### Task details
Write the data out again exactly, dropping any images it holds.

### Task material
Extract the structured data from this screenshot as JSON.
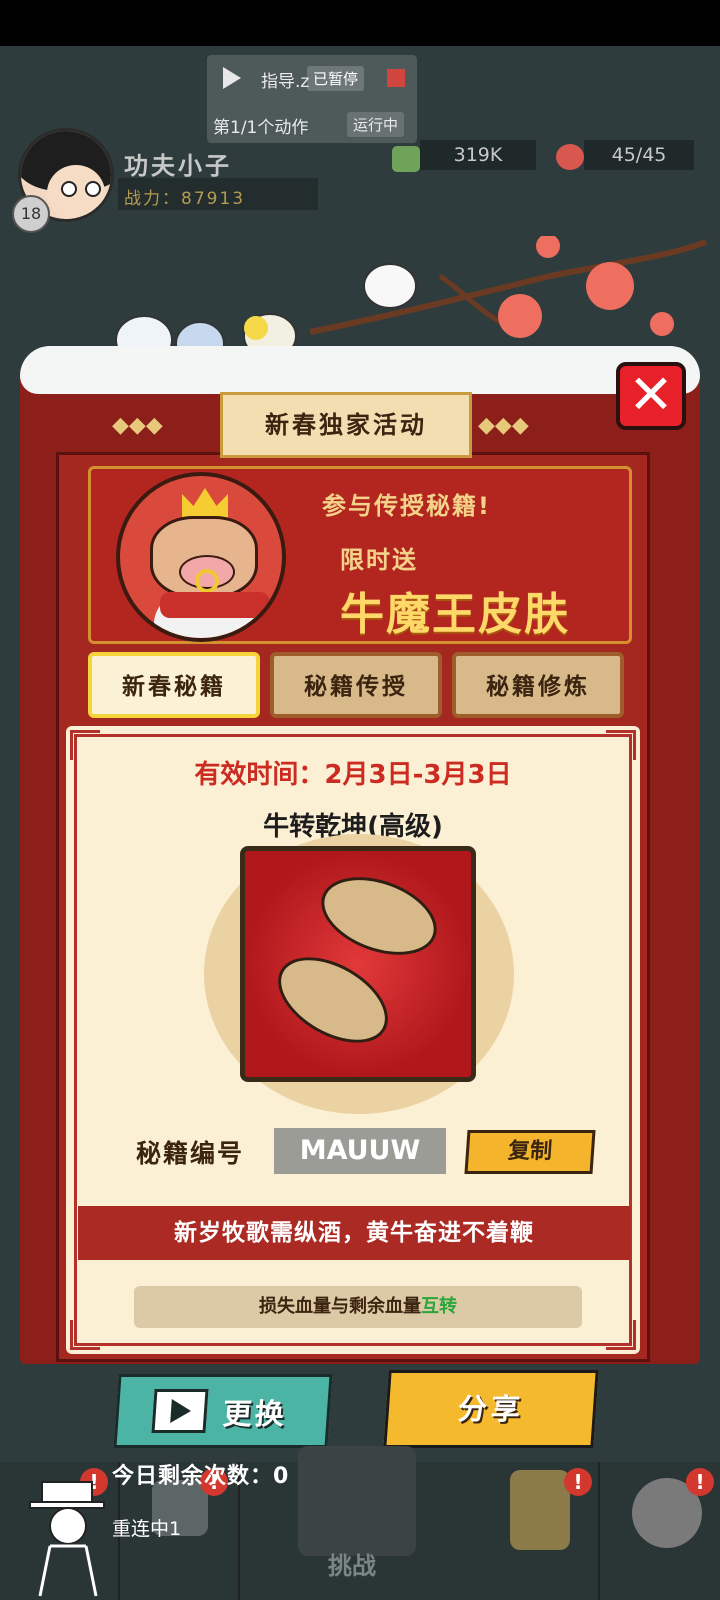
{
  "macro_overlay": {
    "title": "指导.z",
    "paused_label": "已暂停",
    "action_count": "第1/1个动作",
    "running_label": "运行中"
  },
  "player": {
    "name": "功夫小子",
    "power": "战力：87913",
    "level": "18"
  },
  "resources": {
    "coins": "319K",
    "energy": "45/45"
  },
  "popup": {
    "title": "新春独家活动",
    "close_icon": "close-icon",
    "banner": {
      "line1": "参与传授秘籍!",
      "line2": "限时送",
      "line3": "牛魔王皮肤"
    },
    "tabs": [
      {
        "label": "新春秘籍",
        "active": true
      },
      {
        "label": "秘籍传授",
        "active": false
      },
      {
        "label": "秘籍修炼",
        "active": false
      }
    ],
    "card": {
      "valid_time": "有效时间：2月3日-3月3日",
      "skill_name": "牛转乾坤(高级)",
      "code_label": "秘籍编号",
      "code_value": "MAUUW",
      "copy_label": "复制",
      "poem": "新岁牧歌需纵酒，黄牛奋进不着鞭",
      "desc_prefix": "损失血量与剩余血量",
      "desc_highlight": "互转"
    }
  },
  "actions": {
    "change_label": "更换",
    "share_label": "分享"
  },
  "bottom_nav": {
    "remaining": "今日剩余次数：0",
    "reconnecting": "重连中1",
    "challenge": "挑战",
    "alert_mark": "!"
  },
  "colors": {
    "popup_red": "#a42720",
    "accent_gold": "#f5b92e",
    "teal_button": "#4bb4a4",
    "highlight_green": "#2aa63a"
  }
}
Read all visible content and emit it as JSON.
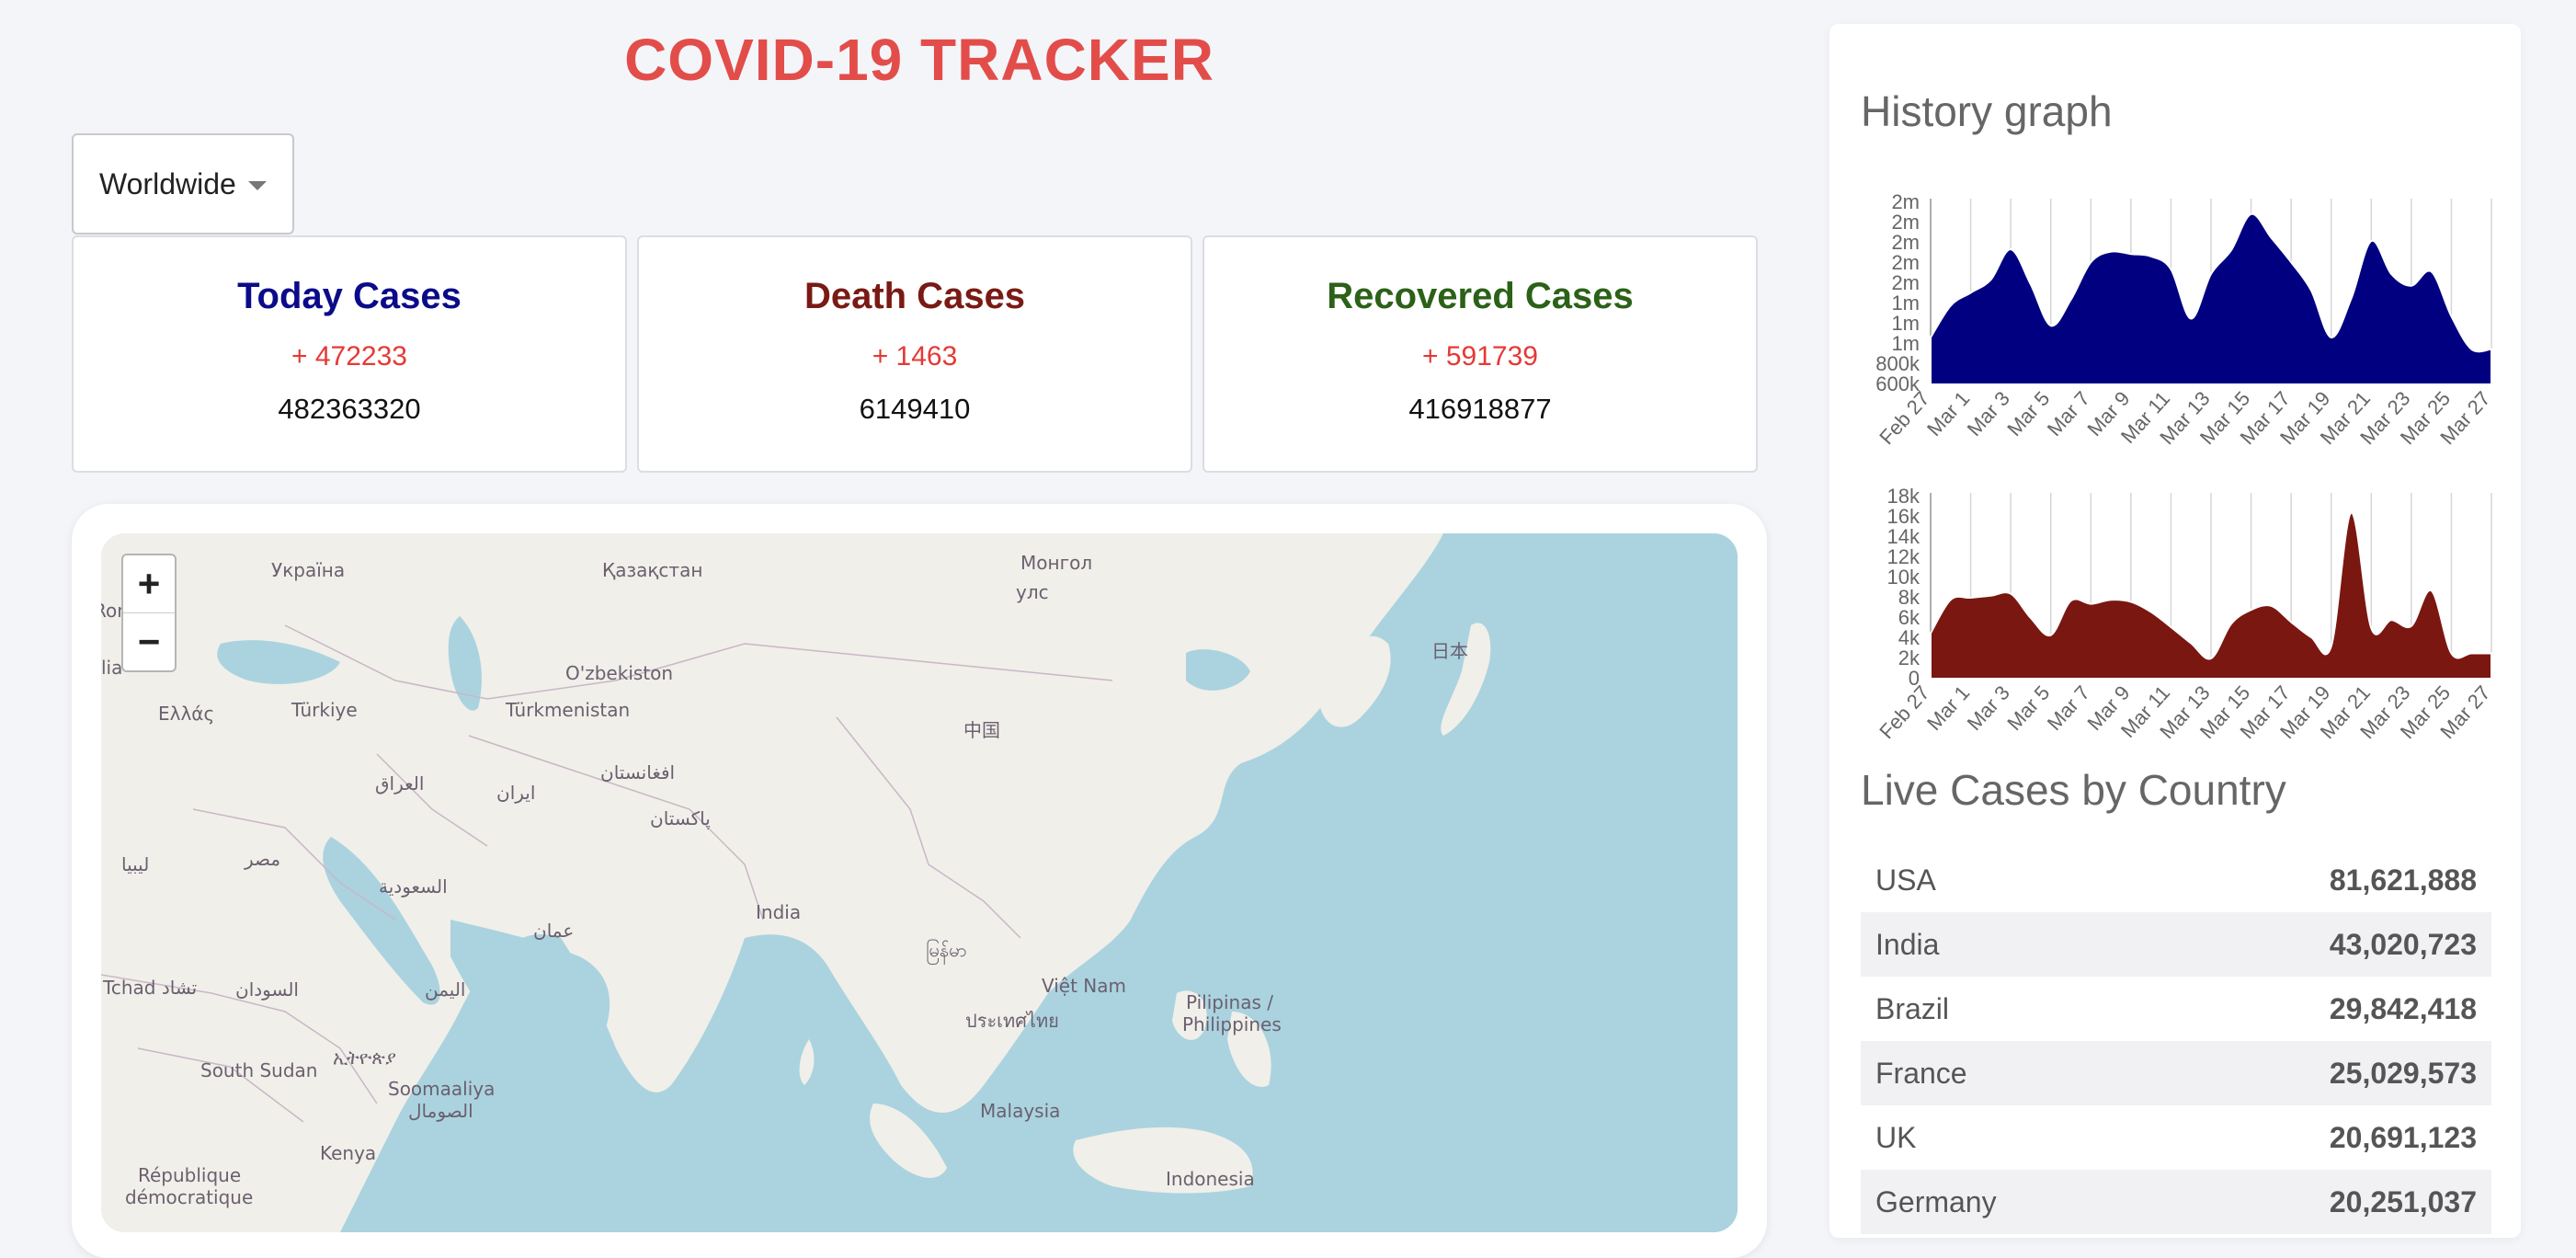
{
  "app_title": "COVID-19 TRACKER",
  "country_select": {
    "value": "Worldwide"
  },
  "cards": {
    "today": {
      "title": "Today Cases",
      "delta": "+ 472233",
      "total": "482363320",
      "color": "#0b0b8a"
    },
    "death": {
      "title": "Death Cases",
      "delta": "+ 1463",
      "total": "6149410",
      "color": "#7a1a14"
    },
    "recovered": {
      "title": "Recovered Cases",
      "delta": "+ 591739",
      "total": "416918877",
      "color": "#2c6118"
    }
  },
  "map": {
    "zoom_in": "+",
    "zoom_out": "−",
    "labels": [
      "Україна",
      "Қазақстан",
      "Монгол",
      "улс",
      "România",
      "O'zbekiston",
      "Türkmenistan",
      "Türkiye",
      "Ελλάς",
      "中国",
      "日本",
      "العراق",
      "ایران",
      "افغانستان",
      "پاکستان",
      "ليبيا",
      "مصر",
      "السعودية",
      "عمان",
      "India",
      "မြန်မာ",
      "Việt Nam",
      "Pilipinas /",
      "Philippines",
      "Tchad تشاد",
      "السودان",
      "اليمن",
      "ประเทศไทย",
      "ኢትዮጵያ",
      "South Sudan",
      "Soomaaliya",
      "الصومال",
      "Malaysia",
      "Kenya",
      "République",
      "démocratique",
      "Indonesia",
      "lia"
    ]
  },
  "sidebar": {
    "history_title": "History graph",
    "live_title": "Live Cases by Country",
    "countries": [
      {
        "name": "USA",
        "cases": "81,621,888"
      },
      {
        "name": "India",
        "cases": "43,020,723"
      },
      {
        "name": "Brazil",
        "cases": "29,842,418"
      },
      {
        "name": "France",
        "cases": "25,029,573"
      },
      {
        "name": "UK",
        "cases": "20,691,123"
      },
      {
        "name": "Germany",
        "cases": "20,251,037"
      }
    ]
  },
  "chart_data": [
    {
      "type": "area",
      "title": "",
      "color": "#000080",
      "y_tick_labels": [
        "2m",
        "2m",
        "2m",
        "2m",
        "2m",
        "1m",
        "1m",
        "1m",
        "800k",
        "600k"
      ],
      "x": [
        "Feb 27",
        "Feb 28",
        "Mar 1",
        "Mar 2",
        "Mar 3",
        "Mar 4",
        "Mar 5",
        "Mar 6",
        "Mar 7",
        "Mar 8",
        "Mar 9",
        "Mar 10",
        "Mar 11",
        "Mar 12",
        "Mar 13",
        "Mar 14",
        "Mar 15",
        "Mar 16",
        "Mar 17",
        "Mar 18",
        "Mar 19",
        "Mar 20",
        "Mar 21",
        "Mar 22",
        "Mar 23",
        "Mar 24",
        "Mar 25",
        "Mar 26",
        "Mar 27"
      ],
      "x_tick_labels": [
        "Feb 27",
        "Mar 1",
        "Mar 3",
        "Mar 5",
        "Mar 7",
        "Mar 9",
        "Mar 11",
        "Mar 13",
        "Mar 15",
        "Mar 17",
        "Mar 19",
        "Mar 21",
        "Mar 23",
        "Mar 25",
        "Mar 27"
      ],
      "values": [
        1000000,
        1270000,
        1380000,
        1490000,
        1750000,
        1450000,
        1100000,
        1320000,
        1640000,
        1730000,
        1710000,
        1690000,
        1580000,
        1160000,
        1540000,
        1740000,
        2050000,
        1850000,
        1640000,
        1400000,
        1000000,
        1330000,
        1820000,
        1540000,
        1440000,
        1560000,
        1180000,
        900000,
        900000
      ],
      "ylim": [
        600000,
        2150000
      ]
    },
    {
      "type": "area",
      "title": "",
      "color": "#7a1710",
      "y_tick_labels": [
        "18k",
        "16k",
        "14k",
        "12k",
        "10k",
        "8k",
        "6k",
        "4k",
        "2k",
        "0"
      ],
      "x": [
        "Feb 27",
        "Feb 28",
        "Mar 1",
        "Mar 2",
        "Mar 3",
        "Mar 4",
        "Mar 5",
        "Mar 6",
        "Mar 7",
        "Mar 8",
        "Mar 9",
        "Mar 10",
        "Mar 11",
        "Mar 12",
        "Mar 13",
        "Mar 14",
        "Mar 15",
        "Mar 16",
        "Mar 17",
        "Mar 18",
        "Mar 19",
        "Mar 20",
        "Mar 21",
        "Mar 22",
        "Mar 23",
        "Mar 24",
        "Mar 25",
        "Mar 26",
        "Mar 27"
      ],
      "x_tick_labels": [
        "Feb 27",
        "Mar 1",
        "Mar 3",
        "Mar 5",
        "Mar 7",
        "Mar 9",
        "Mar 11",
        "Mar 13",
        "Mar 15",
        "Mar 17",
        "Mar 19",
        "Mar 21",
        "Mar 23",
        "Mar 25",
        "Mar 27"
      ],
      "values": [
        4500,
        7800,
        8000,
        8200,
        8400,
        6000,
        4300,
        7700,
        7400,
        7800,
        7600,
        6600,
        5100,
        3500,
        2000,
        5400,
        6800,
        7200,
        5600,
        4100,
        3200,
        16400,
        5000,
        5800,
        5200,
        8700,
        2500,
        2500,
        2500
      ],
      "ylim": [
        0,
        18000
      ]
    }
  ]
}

### Solution for this problem
Extract the structured data from this screenshot as JSON.
{
  "macro_overlay": {
    "title": "指导.z",
    "paused_label": "已暂停",
    "action_count": "第1/1个动作",
    "running_label": "运行中"
  },
  "player": {
    "name": "功夫小子",
    "power": "战力：87913",
    "level": "18"
  },
  "resources": {
    "coins": "319K",
    "energy": "45/45"
  },
  "popup": {
    "title": "新春独家活动",
    "close_icon": "close-icon",
    "banner": {
      "line1": "参与传授秘籍!",
      "line2": "限时送",
      "line3": "牛魔王皮肤"
    },
    "tabs": [
      {
        "label": "新春秘籍",
        "active": true
      },
      {
        "label": "秘籍传授",
        "active": false
      },
      {
        "label": "秘籍修炼",
        "active": false
      }
    ],
    "card": {
      "valid_time": "有效时间：2月3日-3月3日",
      "skill_name": "牛转乾坤(高级)",
      "code_label": "秘籍编号",
      "code_value": "MAUUW",
      "copy_label": "复制",
      "poem": "新岁牧歌需纵酒，黄牛奋进不着鞭",
      "desc_prefix": "损失血量与剩余血量",
      "desc_highlight": "互转"
    }
  },
  "actions": {
    "change_label": "更换",
    "share_label": "分享"
  },
  "bottom_nav": {
    "remaining": "今日剩余次数：0",
    "reconnecting": "重连中1",
    "challenge": "挑战",
    "alert_mark": "!"
  },
  "colors": {
    "popup_red": "#a42720",
    "accent_gold": "#f5b92e",
    "teal_button": "#4bb4a4",
    "highlight_green": "#2aa63a"
  }
}
Read all visible content and emit it as JSON.
{
  "app_title": "COVID-19 TRACKER",
  "country_select": {
    "value": "Worldwide"
  },
  "cards": {
    "today": {
      "title": "Today Cases",
      "delta": "+ 472233",
      "total": "482363320",
      "color": "#0b0b8a"
    },
    "death": {
      "title": "Death Cases",
      "delta": "+ 1463",
      "total": "6149410",
      "color": "#7a1a14"
    },
    "recovered": {
      "title": "Recovered Cases",
      "delta": "+ 591739",
      "total": "416918877",
      "color": "#2c6118"
    }
  },
  "map": {
    "zoom_in": "+",
    "zoom_out": "−",
    "labels": [
      "Україна",
      "Қазақстан",
      "Монгол",
      "улс",
      "România",
      "O'zbekiston",
      "Türkmenistan",
      "Türkiye",
      "Ελλάς",
      "中国",
      "日本",
      "العراق",
      "ایران",
      "افغانستان",
      "پاکستان",
      "ليبيا",
      "مصر",
      "السعودية",
      "عمان",
      "India",
      "မြန်မာ",
      "Việt Nam",
      "Pilipinas /",
      "Philippines",
      "Tchad تشاد",
      "السودان",
      "اليمن",
      "ประเทศไทย",
      "ኢትዮጵያ",
      "South Sudan",
      "Soomaaliya",
      "الصومال",
      "Malaysia",
      "Kenya",
      "République",
      "démocratique",
      "Indonesia",
      "lia"
    ]
  },
  "sidebar": {
    "history_title": "History graph",
    "live_title": "Live Cases by Country",
    "countries": [
      {
        "name": "USA",
        "cases": "81,621,888"
      },
      {
        "name": "India",
        "cases": "43,020,723"
      },
      {
        "name": "Brazil",
        "cases": "29,842,418"
      },
      {
        "name": "France",
        "cases": "25,029,573"
      },
      {
        "name": "UK",
        "cases": "20,691,123"
      },
      {
        "name": "Germany",
        "cases": "20,251,037"
      }
    ]
  },
  "chart_data": [
    {
      "type": "area",
      "title": "",
      "color": "#000080",
      "y_tick_labels": [
        "2m",
        "2m",
        "2m",
        "2m",
        "2m",
        "1m",
        "1m",
        "1m",
        "800k",
        "600k"
      ],
      "x": [
        "Feb 27",
        "Feb 28",
        "Mar 1",
        "Mar 2",
        "Mar 3",
        "Mar 4",
        "Mar 5",
        "Mar 6",
        "Mar 7",
        "Mar 8",
        "Mar 9",
        "Mar 10",
        "Mar 11",
        "Mar 12",
        "Mar 13",
        "Mar 14",
        "Mar 15",
        "Mar 16",
        "Mar 17",
        "Mar 18",
        "Mar 19",
        "Mar 20",
        "Mar 21",
        "Mar 22",
        "Mar 23",
        "Mar 24",
        "Mar 25",
        "Mar 26",
        "Mar 27"
      ],
      "x_tick_labels": [
        "Feb 27",
        "Mar 1",
        "Mar 3",
        "Mar 5",
        "Mar 7",
        "Mar 9",
        "Mar 11",
        "Mar 13",
        "Mar 15",
        "Mar 17",
        "Mar 19",
        "Mar 21",
        "Mar 23",
        "Mar 25",
        "Mar 27"
      ],
      "values": [
        1000000,
        1270000,
        1380000,
        1490000,
        1750000,
        1450000,
        1100000,
        1320000,
        1640000,
        1730000,
        1710000,
        1690000,
        1580000,
        1160000,
        1540000,
        1740000,
        2050000,
        1850000,
        1640000,
        1400000,
        1000000,
        1330000,
        1820000,
        1540000,
        1440000,
        1560000,
        1180000,
        900000,
        900000
      ],
      "ylim": [
        600000,
        2150000
      ]
    },
    {
      "type": "area",
      "title": "",
      "color": "#7a1710",
      "y_tick_labels": [
        "18k",
        "16k",
        "14k",
        "12k",
        "10k",
        "8k",
        "6k",
        "4k",
        "2k",
        "0"
      ],
      "x": [
        "Feb 27",
        "Feb 28",
        "Mar 1",
        "Mar 2",
        "Mar 3",
        "Mar 4",
        "Mar 5",
        "Mar 6",
        "Mar 7",
        "Mar 8",
        "Mar 9",
        "Mar 10",
        "Mar 11",
        "Mar 12",
        "Mar 13",
        "Mar 14",
        "Mar 15",
        "Mar 16",
        "Mar 17",
        "Mar 18",
        "Mar 19",
        "Mar 20",
        "Mar 21",
        "Mar 22",
        "Mar 23",
        "Mar 24",
        "Mar 25",
        "Mar 26",
        "Mar 27"
      ],
      "x_tick_labels": [
        "Feb 27",
        "Mar 1",
        "Mar 3",
        "Mar 5",
        "Mar 7",
        "Mar 9",
        "Mar 11",
        "Mar 13",
        "Mar 15",
        "Mar 17",
        "Mar 19",
        "Mar 21",
        "Mar 23",
        "Mar 25",
        "Mar 27"
      ],
      "values": [
        4500,
        7800,
        8000,
        8200,
        8400,
        6000,
        4300,
        7700,
        7400,
        7800,
        7600,
        6600,
        5100,
        3500,
        2000,
        5400,
        6800,
        7200,
        5600,
        4100,
        3200,
        16400,
        5000,
        5800,
        5200,
        8700,
        2500,
        2500,
        2500
      ],
      "ylim": [
        0,
        18000
      ]
    }
  ]
}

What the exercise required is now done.